Considering measles cases in the United States have been surging to numbers not seen since 1992, infectious disease experts are urging hospitals and EDs to devise response plans that they can trigger quickly should a patient with measles present.
Measles and mumps are back ... and not in a good way. Until now, many clinicians had only heard of these almost-eradicated diseases. Unfortunately, the reality is clinicians may see children with these diseases. It is critical to identify them early, recognize potential high-risk exposures, and manage the disease and its complications effectively. Involvement of public health resources and early appropriate isolation are necessary to limit the spread of these two infections. The author provides a timely review of all critical aspects of both of these diseases.
It is expensive to respond to and control measles outbreaks in the United States. Primary outbreak prevention should focus on vaccination of travelers and encouragement of routine vaccine acceptance by those who currently are hesitant to have their children vaccinated.
There are many emerging infections for which the emergency physician must remain clinically vigilant. Although many infections may not represent true emergencies, it is important for ED providers to understand the epidemiology, presentation, and treatment of some of today’s common and life-threatening infections.
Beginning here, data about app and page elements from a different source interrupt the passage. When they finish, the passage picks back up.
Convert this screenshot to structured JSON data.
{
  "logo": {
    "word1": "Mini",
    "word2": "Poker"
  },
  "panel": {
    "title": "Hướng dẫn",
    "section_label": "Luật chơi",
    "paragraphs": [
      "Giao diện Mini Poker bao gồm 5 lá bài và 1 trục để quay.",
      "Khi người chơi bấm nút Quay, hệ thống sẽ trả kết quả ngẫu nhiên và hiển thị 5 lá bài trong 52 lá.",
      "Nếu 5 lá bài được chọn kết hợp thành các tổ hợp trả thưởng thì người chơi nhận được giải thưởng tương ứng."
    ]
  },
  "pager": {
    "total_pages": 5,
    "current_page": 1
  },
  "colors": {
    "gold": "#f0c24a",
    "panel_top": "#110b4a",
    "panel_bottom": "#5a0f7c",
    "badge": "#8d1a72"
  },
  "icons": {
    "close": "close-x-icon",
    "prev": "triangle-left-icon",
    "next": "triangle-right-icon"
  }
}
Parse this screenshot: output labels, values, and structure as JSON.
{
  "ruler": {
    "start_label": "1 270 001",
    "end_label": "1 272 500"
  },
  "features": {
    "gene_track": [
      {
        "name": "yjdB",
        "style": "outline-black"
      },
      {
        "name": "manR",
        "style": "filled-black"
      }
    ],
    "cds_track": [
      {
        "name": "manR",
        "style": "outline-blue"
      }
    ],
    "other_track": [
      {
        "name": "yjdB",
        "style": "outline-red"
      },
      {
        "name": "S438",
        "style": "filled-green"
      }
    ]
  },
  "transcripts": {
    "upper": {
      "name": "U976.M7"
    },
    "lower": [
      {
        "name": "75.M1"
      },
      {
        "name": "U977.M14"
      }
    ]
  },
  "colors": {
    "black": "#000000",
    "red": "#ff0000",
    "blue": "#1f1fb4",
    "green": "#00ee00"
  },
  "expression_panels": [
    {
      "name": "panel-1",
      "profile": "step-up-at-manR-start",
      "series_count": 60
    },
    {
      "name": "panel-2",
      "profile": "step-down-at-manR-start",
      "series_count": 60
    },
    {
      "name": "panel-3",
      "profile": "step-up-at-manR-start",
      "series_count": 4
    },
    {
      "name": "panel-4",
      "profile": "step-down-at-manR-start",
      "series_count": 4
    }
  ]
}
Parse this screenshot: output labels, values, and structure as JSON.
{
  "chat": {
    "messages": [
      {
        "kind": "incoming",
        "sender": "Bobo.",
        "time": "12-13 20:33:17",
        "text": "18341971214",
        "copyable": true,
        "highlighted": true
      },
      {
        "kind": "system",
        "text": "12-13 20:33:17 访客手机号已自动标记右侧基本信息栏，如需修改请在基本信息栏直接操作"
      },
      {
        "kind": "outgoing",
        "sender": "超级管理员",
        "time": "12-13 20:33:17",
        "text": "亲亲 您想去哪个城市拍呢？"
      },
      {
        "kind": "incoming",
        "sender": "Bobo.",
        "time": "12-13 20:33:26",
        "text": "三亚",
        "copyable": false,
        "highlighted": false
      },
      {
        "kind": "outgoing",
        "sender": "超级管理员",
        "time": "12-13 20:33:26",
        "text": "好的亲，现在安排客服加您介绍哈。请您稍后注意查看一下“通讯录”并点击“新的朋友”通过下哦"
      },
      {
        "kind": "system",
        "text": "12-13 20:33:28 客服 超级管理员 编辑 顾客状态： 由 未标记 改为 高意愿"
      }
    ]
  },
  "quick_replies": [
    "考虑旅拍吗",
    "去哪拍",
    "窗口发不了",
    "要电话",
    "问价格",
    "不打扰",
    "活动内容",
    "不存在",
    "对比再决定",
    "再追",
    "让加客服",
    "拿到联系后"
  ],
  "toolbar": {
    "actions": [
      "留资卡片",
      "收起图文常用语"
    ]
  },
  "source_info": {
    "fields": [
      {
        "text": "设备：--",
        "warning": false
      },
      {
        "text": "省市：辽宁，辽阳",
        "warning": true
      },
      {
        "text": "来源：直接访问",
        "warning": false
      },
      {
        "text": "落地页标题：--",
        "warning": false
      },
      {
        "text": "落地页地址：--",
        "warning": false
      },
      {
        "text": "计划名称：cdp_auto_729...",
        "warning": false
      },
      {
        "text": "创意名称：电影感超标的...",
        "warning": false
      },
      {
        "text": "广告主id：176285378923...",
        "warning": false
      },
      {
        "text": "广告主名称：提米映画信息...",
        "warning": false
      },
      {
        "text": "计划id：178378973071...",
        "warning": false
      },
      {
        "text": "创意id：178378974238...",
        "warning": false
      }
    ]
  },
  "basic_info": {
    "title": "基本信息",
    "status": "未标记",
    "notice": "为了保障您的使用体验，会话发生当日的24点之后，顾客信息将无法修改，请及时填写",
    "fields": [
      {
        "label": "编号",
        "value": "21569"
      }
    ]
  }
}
Even workers with a history of measles vaccination or immunity should wear an N95 or equivalent respiratory protection when examining or caring for patients with suspected or confirmed measles, says Shruti K. Gohil, MD, lead author of a recent study on the issue and associate medical director of Epidemiology & Infection Prevention at the University of California, Irvine School of Medicine.